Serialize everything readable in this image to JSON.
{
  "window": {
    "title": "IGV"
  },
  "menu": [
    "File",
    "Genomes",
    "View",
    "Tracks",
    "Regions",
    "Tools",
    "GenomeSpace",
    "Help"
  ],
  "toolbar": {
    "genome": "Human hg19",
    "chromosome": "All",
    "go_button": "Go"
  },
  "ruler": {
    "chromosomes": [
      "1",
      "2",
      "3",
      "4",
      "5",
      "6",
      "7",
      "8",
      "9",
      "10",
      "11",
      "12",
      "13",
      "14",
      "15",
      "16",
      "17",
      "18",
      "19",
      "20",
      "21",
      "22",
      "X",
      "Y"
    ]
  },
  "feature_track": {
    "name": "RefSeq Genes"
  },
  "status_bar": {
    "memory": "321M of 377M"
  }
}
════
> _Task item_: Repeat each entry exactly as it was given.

> _Worked solution_:
Serialize everything readable in this image to JSON.
{
  "window": {
    "title": "IGV"
  },
  "menu": [
    "File",
    "Genomes",
    "View",
    "Tracks",
    "Regions",
    "Tools",
    "GenomeSpace",
    "Help"
  ],
  "toolbar": {
    "genome": "Human hg19",
    "chromosome": "All",
    "go_button": "Go"
  },
  "ruler": {
    "chromosomes": [
      "1",
      "2",
      "3",
      "4",
      "5",
      "6",
      "7",
      "8",
      "9",
      "10",
      "11",
      "12",
      "13",
      "14",
      "15",
      "16",
      "17",
      "18",
      "19",
      "20",
      "21",
      "22",
      "X",
      "Y"
    ]
  },
  "feature_track": {
    "name": "RefSeq Genes"
  },
  "status_bar": {
    "memory": "321M of 377M"
  }
}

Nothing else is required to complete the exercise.